As private markets evolve, the industry must grapple with a number of questions shaping it. One area of interest is the mounting level of dry powder, which reached an estimated $1.8 trillion, according to our 2018 private markets annual review. In this video, McKinsey senior partner Aly Jeddy and partner Matt Portner talk through whether this is a concern, as well as whether dry powder is the right metric to focus on. An edited transcript of their remarks follows.
Is dry powder anything to worry about?
Matt Portner: There’s a lot of hand-wringing in the industry about dry powder, and there has been for a few years now. What we’ve said previously is that if you look at dry powder more as inventory on hand than as an absolute number, it’s less of a concern, because deal activity has historically kept up with fundraising. That means that if you look at it over time, it’s been fairly consistent how much dry powder the industry has on hand.
What’s changed in the past couple years is deal activity has started to fall. And when deal activity starts to fall and dry powder continues to accumulate, that can become a problem overall. Now, add to that that limited partners are putting pressure on their external managers to deploy that capital, and you get an increase in multiples. You get external managers doing deals that they might not otherwise do, at multiples they might not otherwise pay—and that can become a problem.
Is dry powder a useful industry metric?
Aly Jeddy: The most disciplined investors have always resisted the idea of focusing on dry powder. The conventional logic has been that, when there is a lot of dry powder, two things can happen. One, fundraising might not occur as robustly, because people might say, “Well, what have you done with the money I already gave you?” Obviously, that’s not happening. We continue to see very robust fundraising.
The other, bigger concern has been, “It’ll burn a hole in your pocket.” You as a GP [general partner] will say, “I’ve got all this undeployed money. So, I need to deploy it, and you’ll become less disciplined.” The most sophisticated GPs will say, “We have enough rigor and discipline around the investment process that we will not deploy money into a suboptimal investment simply because we happen to have it.”

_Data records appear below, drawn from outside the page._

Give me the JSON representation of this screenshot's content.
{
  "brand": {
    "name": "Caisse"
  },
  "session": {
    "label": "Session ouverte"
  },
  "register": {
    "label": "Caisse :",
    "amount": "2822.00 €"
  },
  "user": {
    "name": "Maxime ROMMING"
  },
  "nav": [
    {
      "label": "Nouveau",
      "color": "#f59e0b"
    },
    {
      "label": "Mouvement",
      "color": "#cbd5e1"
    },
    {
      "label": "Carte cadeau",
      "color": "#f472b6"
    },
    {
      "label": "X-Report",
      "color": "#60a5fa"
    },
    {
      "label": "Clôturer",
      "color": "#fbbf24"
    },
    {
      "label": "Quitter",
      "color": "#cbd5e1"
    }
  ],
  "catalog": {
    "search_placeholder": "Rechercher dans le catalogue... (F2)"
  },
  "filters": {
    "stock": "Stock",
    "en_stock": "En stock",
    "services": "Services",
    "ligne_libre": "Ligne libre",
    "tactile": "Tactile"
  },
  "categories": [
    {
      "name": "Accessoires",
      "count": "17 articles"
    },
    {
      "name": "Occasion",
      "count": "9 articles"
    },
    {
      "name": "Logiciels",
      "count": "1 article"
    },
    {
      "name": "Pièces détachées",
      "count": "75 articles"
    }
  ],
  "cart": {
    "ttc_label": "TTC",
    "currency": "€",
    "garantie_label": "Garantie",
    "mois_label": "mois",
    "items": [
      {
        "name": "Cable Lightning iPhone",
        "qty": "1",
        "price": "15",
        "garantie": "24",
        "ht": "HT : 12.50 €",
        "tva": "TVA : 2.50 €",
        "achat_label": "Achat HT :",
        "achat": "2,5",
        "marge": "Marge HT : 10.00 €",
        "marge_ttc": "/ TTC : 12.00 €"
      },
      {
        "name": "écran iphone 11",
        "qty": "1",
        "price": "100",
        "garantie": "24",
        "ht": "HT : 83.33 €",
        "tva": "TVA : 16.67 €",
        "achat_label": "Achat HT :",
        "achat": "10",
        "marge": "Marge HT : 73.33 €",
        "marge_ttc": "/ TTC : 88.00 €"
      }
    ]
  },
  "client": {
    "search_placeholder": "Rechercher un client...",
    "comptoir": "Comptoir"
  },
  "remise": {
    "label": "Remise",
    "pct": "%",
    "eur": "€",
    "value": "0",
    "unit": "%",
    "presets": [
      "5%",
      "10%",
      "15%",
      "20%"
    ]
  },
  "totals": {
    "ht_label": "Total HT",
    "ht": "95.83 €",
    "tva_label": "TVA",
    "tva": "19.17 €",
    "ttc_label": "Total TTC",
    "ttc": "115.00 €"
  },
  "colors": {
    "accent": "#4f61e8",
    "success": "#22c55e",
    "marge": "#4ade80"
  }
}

To my other point, the proxy of dry powder becomes a poor one when, in fact, that’s not the only capital at my disposal. In fact, if I found a fabulous transaction that was far in excess of my dry powder, it would not take me long to amass the remainder of the capital from sophisticated investors who can analyze transactions on their own, have strong points of view, and have enormous amounts of capital to deploy alongside in interesting structures.
So that’s why the metric of dry powder—while the industry continues to focus on it and talk about it, and we talk about it too because it does have implications for future J-curve evolution—again, if you’re talking about the ability to do deals or the ability to be disciplined, it’s not a useful proxy.